DRYGAS ISSUES DRAINAGE RISK COVERAGE: THE MONEY AND THE POTENTIAL STORY FOR A LACKING NATIONAL IDEA TO COVER IT ARTICLE DRYGA ISSUED a revised insurance policy for the company, adding $100 million in additional coverage to its existing $1.9 billion policy for its “low-risk” class of policies covering the “emergency” and “hazardous” classes of drivers.
The change was approved by the company’s board of directors, which also approved an initial payout of $200 million to the driver plaintiffs.
The revised policy covers drivers who have not been involved in a crash since at least January 1, 2019.
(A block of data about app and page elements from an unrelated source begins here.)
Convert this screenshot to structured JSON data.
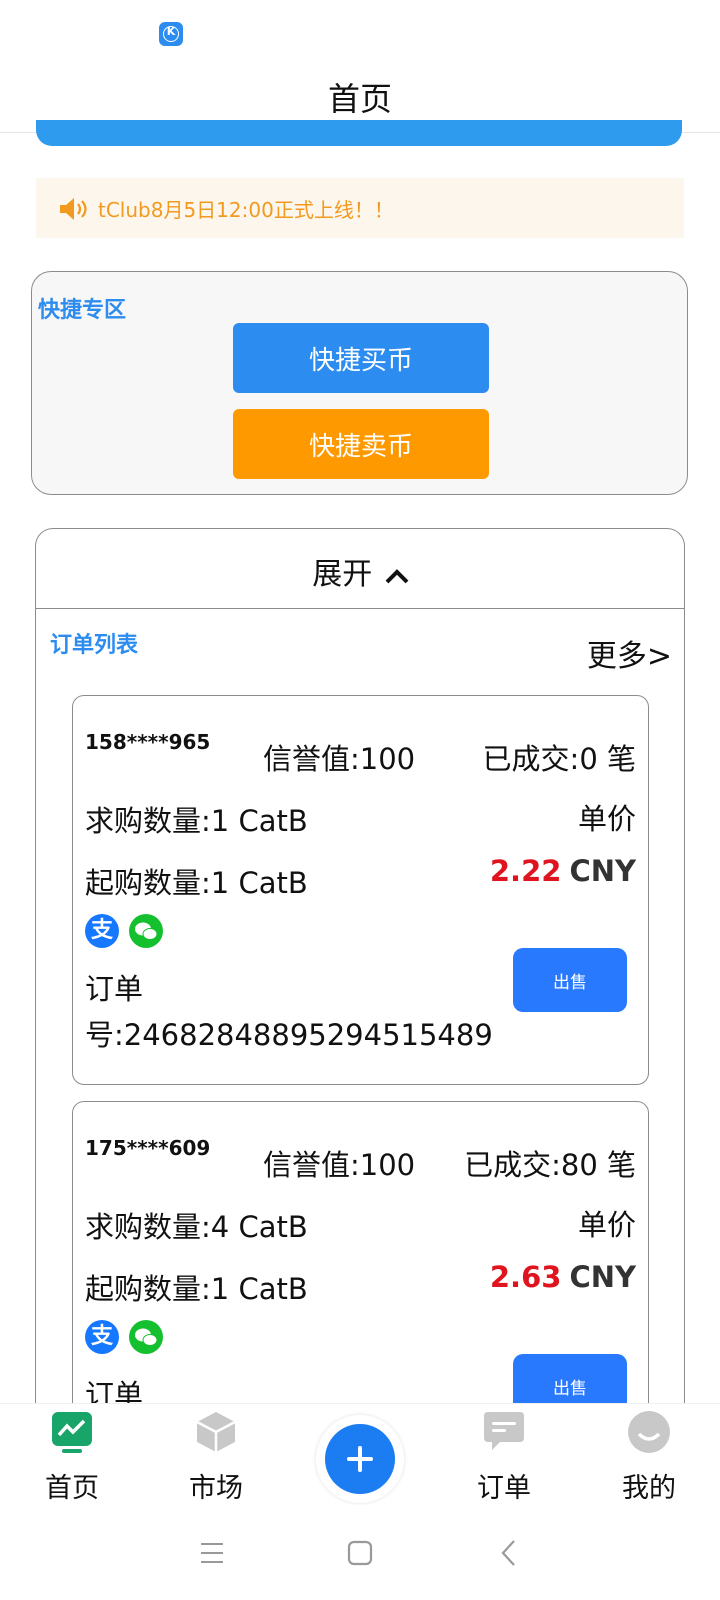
{
  "status": {
    "app_badge_letter": "K"
  },
  "header": {
    "title": "首页"
  },
  "notice": {
    "text": "tClub8月5日12:00正式上线！！"
  },
  "quick_zone": {
    "title": "快捷专区",
    "buy_label": "快捷买币",
    "sell_label": "快捷卖币"
  },
  "panel": {
    "expand_label": "展开",
    "list_title": "订单列表",
    "more_label": "更多>"
  },
  "orders": [
    {
      "user": "158****965",
      "credit": "信誉值:100",
      "deals": "已成交:0 笔",
      "buy_qty": "求购数量:1 CatB",
      "price_label": "单价",
      "min_qty": "起购数量:1 CatB",
      "price": "2.22",
      "currency": "CNY",
      "order_label": "订单",
      "order_no": "号:2468284889529451548​9",
      "action_label": "出售"
    },
    {
      "user": "175****609",
      "credit": "信誉值:100",
      "deals": "已成交:80 笔",
      "buy_qty": "求购数量:4 CatB",
      "price_label": "单价",
      "min_qty": "起购数量:1 CatB",
      "price": "2.63",
      "currency": "CNY",
      "order_label": "订单",
      "order_no": "",
      "action_label": "出售"
    }
  ],
  "bottom_nav": {
    "home": "首页",
    "market": "市场",
    "orders": "订单",
    "mine": "我的"
  },
  "colors": {
    "primary_blue": "#2d8cf0",
    "orange": "#ff9900",
    "price_red": "#e0141e",
    "active_green": "#19a56a"
  },
  "icons": {
    "notice": "speaker-icon",
    "pay_1": "alipay-icon",
    "pay_2": "wechat-pay-icon",
    "expand": "chevron-up-icon"
  }
}
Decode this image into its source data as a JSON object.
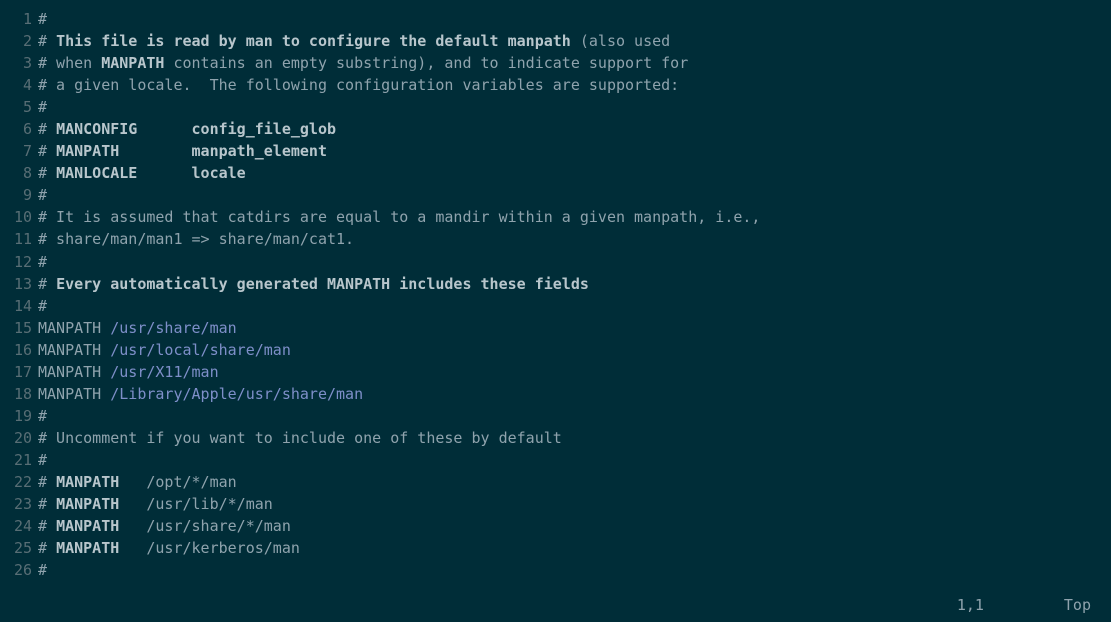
{
  "lines": [
    {
      "n": "1",
      "segments": [
        {
          "cls": "comment",
          "text": "#"
        }
      ]
    },
    {
      "n": "2",
      "segments": [
        {
          "cls": "comment",
          "text": "# "
        },
        {
          "cls": "comment-bold",
          "text": "This file is read by man to configure the default manpath "
        },
        {
          "cls": "comment",
          "text": "(also used"
        }
      ]
    },
    {
      "n": "3",
      "segments": [
        {
          "cls": "comment",
          "text": "# when "
        },
        {
          "cls": "comment-bold",
          "text": "MANPATH"
        },
        {
          "cls": "comment",
          "text": " contains an empty substring), and to indicate support for"
        }
      ]
    },
    {
      "n": "4",
      "segments": [
        {
          "cls": "comment",
          "text": "# a given locale.  The following configuration variables are supported:"
        }
      ]
    },
    {
      "n": "5",
      "segments": [
        {
          "cls": "comment",
          "text": "#"
        }
      ]
    },
    {
      "n": "6",
      "segments": [
        {
          "cls": "comment",
          "text": "# "
        },
        {
          "cls": "comment-bold",
          "text": "MANCONFIG"
        },
        {
          "cls": "comment",
          "text": "      "
        },
        {
          "cls": "comment-bold",
          "text": "config_file_glob"
        }
      ]
    },
    {
      "n": "7",
      "segments": [
        {
          "cls": "comment",
          "text": "# "
        },
        {
          "cls": "comment-bold",
          "text": "MANPATH"
        },
        {
          "cls": "comment",
          "text": "        "
        },
        {
          "cls": "comment-bold",
          "text": "manpath_element"
        }
      ]
    },
    {
      "n": "8",
      "segments": [
        {
          "cls": "comment",
          "text": "# "
        },
        {
          "cls": "comment-bold",
          "text": "MANLOCALE"
        },
        {
          "cls": "comment",
          "text": "      "
        },
        {
          "cls": "comment-bold",
          "text": "locale"
        }
      ]
    },
    {
      "n": "9",
      "segments": [
        {
          "cls": "comment",
          "text": "#"
        }
      ]
    },
    {
      "n": "10",
      "segments": [
        {
          "cls": "comment",
          "text": "# It is assumed that catdirs are equal to a mandir within a given manpath, i.e.,"
        }
      ]
    },
    {
      "n": "11",
      "segments": [
        {
          "cls": "comment",
          "text": "# share/man/man1 => share/man/cat1."
        }
      ]
    },
    {
      "n": "12",
      "segments": [
        {
          "cls": "comment",
          "text": "#"
        }
      ]
    },
    {
      "n": "13",
      "segments": [
        {
          "cls": "comment",
          "text": "# "
        },
        {
          "cls": "comment-bold",
          "text": "Every automatically generated MANPATH includes these fields"
        }
      ]
    },
    {
      "n": "14",
      "segments": [
        {
          "cls": "comment",
          "text": "#"
        }
      ]
    },
    {
      "n": "15",
      "segments": [
        {
          "cls": "keyword",
          "text": "MANPATH "
        },
        {
          "cls": "path",
          "text": "/usr/share/man"
        }
      ]
    },
    {
      "n": "16",
      "segments": [
        {
          "cls": "keyword",
          "text": "MANPATH "
        },
        {
          "cls": "path",
          "text": "/usr/local/share/man"
        }
      ]
    },
    {
      "n": "17",
      "segments": [
        {
          "cls": "keyword",
          "text": "MANPATH "
        },
        {
          "cls": "path",
          "text": "/usr/X11/man"
        }
      ]
    },
    {
      "n": "18",
      "segments": [
        {
          "cls": "keyword",
          "text": "MANPATH "
        },
        {
          "cls": "path",
          "text": "/Library/Apple/usr/share/man"
        }
      ]
    },
    {
      "n": "19",
      "segments": [
        {
          "cls": "comment",
          "text": "#"
        }
      ]
    },
    {
      "n": "20",
      "segments": [
        {
          "cls": "comment",
          "text": "# Uncomment if you want to include one of these by default"
        }
      ]
    },
    {
      "n": "21",
      "segments": [
        {
          "cls": "comment",
          "text": "#"
        }
      ]
    },
    {
      "n": "22",
      "segments": [
        {
          "cls": "comment",
          "text": "# "
        },
        {
          "cls": "comment-bold",
          "text": "MANPATH"
        },
        {
          "cls": "comment",
          "text": "   /opt/*/man"
        }
      ]
    },
    {
      "n": "23",
      "segments": [
        {
          "cls": "comment",
          "text": "# "
        },
        {
          "cls": "comment-bold",
          "text": "MANPATH"
        },
        {
          "cls": "comment",
          "text": "   /usr/lib/*/man"
        }
      ]
    },
    {
      "n": "24",
      "segments": [
        {
          "cls": "comment",
          "text": "# "
        },
        {
          "cls": "comment-bold",
          "text": "MANPATH"
        },
        {
          "cls": "comment",
          "text": "   /usr/share/*/man"
        }
      ]
    },
    {
      "n": "25",
      "segments": [
        {
          "cls": "comment",
          "text": "# "
        },
        {
          "cls": "comment-bold",
          "text": "MANPATH"
        },
        {
          "cls": "comment",
          "text": "   /usr/kerberos/man"
        }
      ]
    },
    {
      "n": "26",
      "segments": [
        {
          "cls": "comment",
          "text": "#"
        }
      ]
    }
  ],
  "status": {
    "position": "1,1",
    "scroll": "Top"
  }
}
“This is an important step toward the implementation of a comprehensive national standard for drygas, and the safety of our drivers,” the company said in a statement on Monday.
DRYGOVERNMENT ASSOCIATION OF DRYGIANS INC.
DRYDGE, Texas — In the wake of the recent tragic death of a 23-year-old driver in a Texas accident, some states are beginning to look at drygas claims coverage to ensure drivers are covered.
A study released this month by the Texas Department of Insurance found that drygas insurers typically cover at least 40 percent of claims and that the cost of cover depends on the severity of the injury.
“It’s important that we have the right insurance policy so we’re covered if we have an accident,” said Paul W. Taylor, executive director of the American Association of Insurance Commissioners, a trade group that represents the industry.
“But it’s important to be able to recover the money if it does happen.”
The state-by-state study found that about one-third of drygas drivers have coverage, with nearly half receiving coverage in some form or another.
“Drygas is a safe and affordable form of transportation, and we should be looking to provide as much protection for our customers as we possibly can,” said Jim O’Connor, executive vice president of the Texas Association of Independent Contractors, which represents drygas operators.
“A lot of people assume that dry gas is a liability for the drivers, but there are no rules about the amount of coverage.”
The report found that in Texas, drygas insurance covers claims up to $10 million for “critical injury” and $25 million for the “non-critical injury.”
The study also found that many drivers in drygas states who were injured in crashes with the gas trucking industry have claims totaling up to nearly $1 million.
That includes an estimated $250,000 for a fatal crash that occurred in South Carolina and a claim of $1,700,000 in South Dakota.
A spokeswoman for the Insurance Department of Texas, which oversees drygas coverage, declined to comment on the new policy.
The report did not examine the impact of a lack of insurance on the insurance rate of drivers in the other states where drygas is covered.
DRUID COOPERATIVE ASSOC I NGENITAL CORPORATION, WYNNSBURG, W. Va.
— A new bill in Wyoming would extend insurance coverage for the uninsured until the state begins collecting on claims from drivers who are in the hospital after an accident.
The state’s Insurance Department said it is seeking comments on the legislation.
The bill, introduced by Republican Rep. Ryan H. Kline, would also extend the state’s driver liability policy to cover drivers who crash and are not in the same car.
It would also give state insurance commissioner Todd Stryker the authority to require insurance companies to cover certain types of claims.
The measure has been introduced as part of a broader bill that would expand Medicaid coverage for low-income residents of the state.
WEST VIRGINIA — W.
Va. has been the first state in the country to expand Medicaid to low- income residents.
Earl Ray Tomblin signed the bill into law in July.
Va.’s new law will expand coverage for Medicaid to residents with incomes of up to 138 percent of the federal poverty level, which is $16,880 for a single person.
The new law also extends coverage to people with incomes between 138 percent and 200 percent of poverty, which covers up to about $27,200.
“I support this legislation to help provide additional benefits to families who are at a financial disadvantage,” Tomblin said in an e-mail.
The governor added that the expansion of Medicaid is necessary to help make West Virginia a more attractive place to live for families to have children.
— The water department in the small town of Waterloo, Woburn County, says its insurance rate for drivers with claims totaling $300,000 or more will increase by 25 percent beginning in 2019.
The department says it is trying to raise awareness among the public and the water department’s drivers about the new insurance policy.
“We want to be a